Do you remember when Hudson Quebec changed the world of lawn care?


Supreme Court of Canada building, Ottawa, Onta...
Supreme Court of Canada building, Ottawa, Ontario, Canada (Photo credit: Wikipedia)

One of my colleagues passed me a link to the trailer for a really interesting movie entitled “A Chemical Reaction”. The documentary was produced by Paul Tukey, an award winning writer about lawn care. He is the founder of the safelawns.org, which is an organization that has as its mission to “To create a broad-based coalition of non- and for-profit organizations committed to educating society about the benefits of environmentally responsible lawn care and gardening, and effect a quantum change in consumer and industry behavior.”

The trailer is for a documentary that features our little neighbour, the town of Hudson Quebec (just East of Ottawa), and how a local doctor there, aided by the mayor and council changed the way that lawns are maintained in Canada and likely around the world.

I can remember when it all all went down, but it was a blast to see the folks that made it happen. I remember that there was concern in the medical community (especially in the holistic medical community) about the safety of lawn care products, and that concern was slowly spreading to the general community. You might remember that, back then, everyone (especially municipalities) dumped tons of chemicals on their lawns each year to make them green and “healthy”. Of course the fact that the resulting monoculture was anything but “healthy” and brought with it serious health effects for many creatures (including people) was only beginning to dawn on most of us. And then, in response to a conserted campaign by a local doctor, the Mayor and council of Hudson Quebec decided to take a stand for the health of people over the “health” of lawns. After 10 years of legal battles that ended up in the Supreme Court of Canada, brave little Hudson prevailed and the Court affirmed the right of municipalities to have by-laws that ban the use of chemicals for lawn care.

Anyway, I have only seen the trailer for this documentary, but I found it to be very engaging and compelling. The full film is available on DVD for private or public viewing. The full film is $19.95 to purchase for private viewing and is available for screening at a higher cost. I am considering buying a personal copy so that I can write a better review in the future, but at 3 minutes and 44 seconds, you will not be wasting your time if you decide to look at the trailer.

Advertisements

Leave a Reply

Fill in your details below or click an icon to log in:

WordPress.com Logo

You are commenting using your WordPress.com account. Log Out / Change )

Twitter picture

You are commenting using your Twitter account.
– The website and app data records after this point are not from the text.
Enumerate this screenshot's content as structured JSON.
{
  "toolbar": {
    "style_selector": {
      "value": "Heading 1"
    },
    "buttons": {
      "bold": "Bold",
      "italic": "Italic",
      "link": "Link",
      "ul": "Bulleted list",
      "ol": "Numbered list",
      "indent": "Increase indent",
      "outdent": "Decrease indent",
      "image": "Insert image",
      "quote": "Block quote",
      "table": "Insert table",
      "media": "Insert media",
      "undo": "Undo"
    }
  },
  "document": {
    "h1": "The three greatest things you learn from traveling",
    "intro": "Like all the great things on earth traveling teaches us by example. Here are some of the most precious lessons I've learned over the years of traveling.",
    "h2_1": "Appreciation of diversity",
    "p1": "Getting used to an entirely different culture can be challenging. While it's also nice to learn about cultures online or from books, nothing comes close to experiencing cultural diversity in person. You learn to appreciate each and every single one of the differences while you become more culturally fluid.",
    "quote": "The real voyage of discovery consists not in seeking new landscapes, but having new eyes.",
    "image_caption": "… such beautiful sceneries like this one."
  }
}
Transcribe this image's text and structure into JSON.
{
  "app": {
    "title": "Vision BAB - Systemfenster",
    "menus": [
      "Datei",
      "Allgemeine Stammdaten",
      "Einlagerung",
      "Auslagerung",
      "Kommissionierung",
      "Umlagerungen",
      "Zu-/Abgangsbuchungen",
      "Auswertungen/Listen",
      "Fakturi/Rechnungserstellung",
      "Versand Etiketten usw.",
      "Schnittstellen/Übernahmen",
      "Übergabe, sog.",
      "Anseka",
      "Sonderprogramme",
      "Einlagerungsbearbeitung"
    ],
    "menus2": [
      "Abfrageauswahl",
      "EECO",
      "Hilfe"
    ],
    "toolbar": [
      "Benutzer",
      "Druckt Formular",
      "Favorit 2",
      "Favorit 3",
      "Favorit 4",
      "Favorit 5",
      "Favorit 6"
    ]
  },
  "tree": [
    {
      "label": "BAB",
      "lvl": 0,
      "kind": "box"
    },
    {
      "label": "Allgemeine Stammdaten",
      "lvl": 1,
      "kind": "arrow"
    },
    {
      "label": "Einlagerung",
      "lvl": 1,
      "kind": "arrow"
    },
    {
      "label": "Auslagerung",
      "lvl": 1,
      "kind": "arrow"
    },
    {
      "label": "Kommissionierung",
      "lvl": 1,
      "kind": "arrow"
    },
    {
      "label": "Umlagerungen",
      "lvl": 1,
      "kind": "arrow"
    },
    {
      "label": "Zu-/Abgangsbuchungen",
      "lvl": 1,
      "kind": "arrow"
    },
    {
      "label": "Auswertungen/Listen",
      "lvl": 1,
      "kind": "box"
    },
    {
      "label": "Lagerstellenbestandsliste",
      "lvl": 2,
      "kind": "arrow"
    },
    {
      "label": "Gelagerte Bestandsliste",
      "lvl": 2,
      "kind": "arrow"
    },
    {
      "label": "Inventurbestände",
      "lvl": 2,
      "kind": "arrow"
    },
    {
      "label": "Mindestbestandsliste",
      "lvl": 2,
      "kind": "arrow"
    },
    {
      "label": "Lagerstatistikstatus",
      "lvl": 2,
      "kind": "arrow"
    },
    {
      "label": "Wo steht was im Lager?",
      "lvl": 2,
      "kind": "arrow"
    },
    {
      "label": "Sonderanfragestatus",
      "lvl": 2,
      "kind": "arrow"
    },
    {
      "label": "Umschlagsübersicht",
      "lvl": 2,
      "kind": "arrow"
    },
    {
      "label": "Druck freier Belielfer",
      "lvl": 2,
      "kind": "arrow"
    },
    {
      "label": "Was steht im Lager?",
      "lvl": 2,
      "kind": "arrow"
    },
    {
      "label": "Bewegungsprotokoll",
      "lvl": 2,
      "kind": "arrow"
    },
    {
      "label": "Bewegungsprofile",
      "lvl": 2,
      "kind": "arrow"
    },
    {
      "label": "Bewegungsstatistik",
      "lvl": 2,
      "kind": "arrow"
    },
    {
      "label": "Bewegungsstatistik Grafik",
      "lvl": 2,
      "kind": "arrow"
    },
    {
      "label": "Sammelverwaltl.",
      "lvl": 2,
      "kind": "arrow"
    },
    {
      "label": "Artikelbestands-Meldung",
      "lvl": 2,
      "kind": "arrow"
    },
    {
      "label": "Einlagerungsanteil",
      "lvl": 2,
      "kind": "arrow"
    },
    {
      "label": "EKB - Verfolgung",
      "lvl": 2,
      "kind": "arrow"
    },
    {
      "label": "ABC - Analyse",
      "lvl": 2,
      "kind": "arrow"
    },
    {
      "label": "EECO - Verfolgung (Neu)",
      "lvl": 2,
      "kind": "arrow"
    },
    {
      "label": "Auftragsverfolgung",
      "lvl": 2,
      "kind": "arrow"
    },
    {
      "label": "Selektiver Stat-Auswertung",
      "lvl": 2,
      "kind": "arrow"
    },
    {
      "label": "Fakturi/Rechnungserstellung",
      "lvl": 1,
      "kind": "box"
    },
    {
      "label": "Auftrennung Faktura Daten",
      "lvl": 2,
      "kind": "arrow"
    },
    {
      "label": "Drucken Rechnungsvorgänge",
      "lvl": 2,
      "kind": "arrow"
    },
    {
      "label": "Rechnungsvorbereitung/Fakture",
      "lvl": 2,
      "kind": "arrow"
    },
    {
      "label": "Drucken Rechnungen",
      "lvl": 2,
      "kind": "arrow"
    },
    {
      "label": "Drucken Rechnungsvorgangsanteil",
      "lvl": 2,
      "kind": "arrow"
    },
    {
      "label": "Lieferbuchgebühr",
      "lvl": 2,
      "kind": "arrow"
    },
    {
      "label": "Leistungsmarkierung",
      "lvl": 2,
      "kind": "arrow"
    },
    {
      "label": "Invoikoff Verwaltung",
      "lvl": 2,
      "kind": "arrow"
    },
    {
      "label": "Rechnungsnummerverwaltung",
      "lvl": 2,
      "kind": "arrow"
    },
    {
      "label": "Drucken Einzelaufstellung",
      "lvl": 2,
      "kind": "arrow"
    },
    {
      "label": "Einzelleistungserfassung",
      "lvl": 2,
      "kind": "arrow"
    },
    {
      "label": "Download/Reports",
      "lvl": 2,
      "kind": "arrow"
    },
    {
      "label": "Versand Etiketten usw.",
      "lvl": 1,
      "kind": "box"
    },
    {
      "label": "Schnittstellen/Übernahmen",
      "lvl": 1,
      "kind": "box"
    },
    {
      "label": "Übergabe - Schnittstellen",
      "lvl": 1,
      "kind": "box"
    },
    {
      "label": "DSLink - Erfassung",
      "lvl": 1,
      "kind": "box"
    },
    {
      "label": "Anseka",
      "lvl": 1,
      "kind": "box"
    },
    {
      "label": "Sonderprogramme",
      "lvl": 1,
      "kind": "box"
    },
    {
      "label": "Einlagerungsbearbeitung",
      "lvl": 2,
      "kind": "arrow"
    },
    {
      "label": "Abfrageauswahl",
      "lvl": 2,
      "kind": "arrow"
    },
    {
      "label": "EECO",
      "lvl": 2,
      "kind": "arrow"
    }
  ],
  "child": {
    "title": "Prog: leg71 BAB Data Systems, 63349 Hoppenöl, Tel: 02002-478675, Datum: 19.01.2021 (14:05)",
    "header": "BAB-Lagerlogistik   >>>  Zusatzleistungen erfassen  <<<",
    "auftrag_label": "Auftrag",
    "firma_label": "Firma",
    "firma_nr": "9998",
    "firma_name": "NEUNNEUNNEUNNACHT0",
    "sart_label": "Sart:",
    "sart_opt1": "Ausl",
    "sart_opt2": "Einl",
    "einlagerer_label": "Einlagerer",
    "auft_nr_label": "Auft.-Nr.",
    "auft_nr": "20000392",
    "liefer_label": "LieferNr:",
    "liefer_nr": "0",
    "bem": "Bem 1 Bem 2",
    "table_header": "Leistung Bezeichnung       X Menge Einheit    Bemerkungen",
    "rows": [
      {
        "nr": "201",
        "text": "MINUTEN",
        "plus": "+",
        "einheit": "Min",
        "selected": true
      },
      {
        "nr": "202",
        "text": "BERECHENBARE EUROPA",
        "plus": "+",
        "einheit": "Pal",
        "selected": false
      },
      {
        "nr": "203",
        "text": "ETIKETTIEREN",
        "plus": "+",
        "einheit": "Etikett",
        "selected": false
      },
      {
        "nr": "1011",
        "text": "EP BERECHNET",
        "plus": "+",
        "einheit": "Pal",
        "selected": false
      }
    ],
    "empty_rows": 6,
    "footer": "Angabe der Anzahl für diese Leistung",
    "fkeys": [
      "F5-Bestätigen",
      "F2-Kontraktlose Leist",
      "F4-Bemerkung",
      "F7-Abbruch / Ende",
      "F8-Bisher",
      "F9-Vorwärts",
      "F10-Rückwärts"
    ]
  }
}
Log Out / Change )

Facebook photo

You are commenting using your Facebook account. Log Out / Change )

Google+ photo

You are commenting using your Google+ account. Log Out / Change )

Connecting to %s